NU to remove ISDN Internet connection

Becky Bowman

At the end of Spring Quarter, Northwestern will remove the Integrated Services Digital Network just five years after its installation as a superior pathway to the Internet.

ISDN’s short life span reflects the difficulty of keeping up with today’s technological developments, a challenge faced by NU and consumers everywhere.

Few people will be affected by ISDN’s removal because it became outdated so quickly that it is hardly used at all now, said Thomas Board, director of Technology Support Services.

Although ISDN is faster than dial-up modems, it is also pricier, so it was intended for faculty use. Now, digital subscriber loops and cable modems, options that are both faster and less expensive, have made ISDN obsolete, said Board, Weinberg ’73 and McCormick ’79.

“Newer technologies are far superior,” said Board, who made the decision to end the ISDN service last year.

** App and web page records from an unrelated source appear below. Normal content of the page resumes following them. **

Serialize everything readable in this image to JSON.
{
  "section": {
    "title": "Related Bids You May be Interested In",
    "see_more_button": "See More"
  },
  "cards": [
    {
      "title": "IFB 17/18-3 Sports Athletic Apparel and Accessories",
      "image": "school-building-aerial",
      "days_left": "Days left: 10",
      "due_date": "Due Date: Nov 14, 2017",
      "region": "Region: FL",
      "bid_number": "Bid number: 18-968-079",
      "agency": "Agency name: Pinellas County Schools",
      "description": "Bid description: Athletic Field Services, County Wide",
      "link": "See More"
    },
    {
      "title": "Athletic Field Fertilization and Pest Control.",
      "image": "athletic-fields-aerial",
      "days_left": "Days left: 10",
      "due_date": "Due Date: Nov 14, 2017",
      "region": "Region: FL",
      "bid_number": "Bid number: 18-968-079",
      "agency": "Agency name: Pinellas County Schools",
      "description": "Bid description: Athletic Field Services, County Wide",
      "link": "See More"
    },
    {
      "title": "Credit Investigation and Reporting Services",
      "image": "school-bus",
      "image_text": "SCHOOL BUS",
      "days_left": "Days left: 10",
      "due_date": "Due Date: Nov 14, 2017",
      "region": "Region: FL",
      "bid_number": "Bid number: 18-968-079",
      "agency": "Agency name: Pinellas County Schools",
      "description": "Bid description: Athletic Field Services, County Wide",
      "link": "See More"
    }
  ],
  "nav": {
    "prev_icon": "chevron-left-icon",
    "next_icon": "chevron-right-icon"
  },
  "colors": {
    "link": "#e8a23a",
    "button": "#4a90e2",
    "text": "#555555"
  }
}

NUIT stopped taking new subscribers to the service in January 2000.

Originally offered by Northwestern University Information Technology in 1996, the ISDN was intended to create faster Internet access for off-campus computers.

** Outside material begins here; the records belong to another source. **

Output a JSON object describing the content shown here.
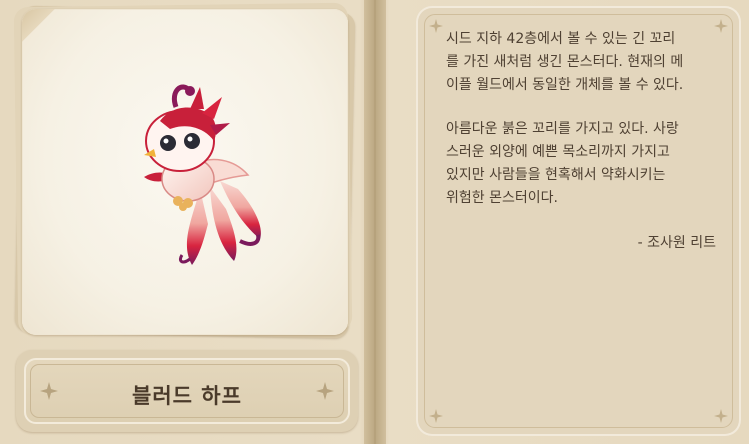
{
  "monster": {
    "name": "블러드 하프",
    "description": [
      "시드 지하 42층에서 볼 수 있는 긴 꼬리\n를 가진 새처럼 생긴 몬스터다. 현재의 메\n이플 월드에서 동일한 개체를 볼 수 있다.",
      "아름다운 붉은 꼬리를 가지고 있다. 사랑\n스러운 외양에 예쁜 목소리까지 가지고\n있지만 사람들을 현혹해서 약화시키는\n위험한 몬스터이다."
    ],
    "signature": "- 조사원 리트",
    "image_icon": "blood-harp-monster"
  },
  "colors": {
    "page_bg": "#e8dcc3",
    "card_bg": "#f6f1e4",
    "text": "#4f4133",
    "name_text": "#4a3a2a",
    "accent_red": "#c8203a"
  }
}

Board said off-campus students generally connect to the Internet through dial-up modems, while the faster, more expensive ISDN mostly was used by faculty.

“It never really was much of a student service,” said David Oppenheim, a Music and McCormick senior and a senior residential networking consultant.

Digital subscriber line and cable-modem technologies developed around the same time but became available to the market later, said Donald Brazeal, who worked for an Internet start-up before pursuing his doctorate at the University of Maryland.

“The technologies themselves are fairly old. It’s just that they were not available commercially,” Brazeal said.

ISDN at NU is a service of Ameritech, the Evanston area’s major telephone service provider.

Ameritech offers the ISDN service, and NU offers a modem service from the campus for users to access the server. To access the server, users pay about $30 to Ameritech for the product and about $30 to use the NU modem service. Board compared the set-up with a dial-up user working through a company such as America Online.

“It’s basically the same kind of financial model,” Board said.

Ameritech’s Web site calls ISDN “the perfect solution for small and mid-sized businesses that need more than basic Internet access but aren’t ready for dedicated service.”

ISDN access averages speeds of 128 kilobytes per second, Board said. Dial-up modems average speeds of 56 kilobytes per second. DSL and cable modems reach speeds of one and a half to two megabytes per second, about 20 to 40 times faster than dial-up modems, Board said.

Before NU banned Napster, Oppenheim said, DSL lines sometimes seemed faster than ethernet.

But now none of the off-campus pathways approach the speed of the on-campus ethernet, Oppenheim said. The speed of ethernet, Board said, approaches 10 megabytes per second, five to 10 times faster than DSL and cable modems.

Board also said, however, that DSL and cable modems would be the closest off-campus students could get to the quick ethernet service.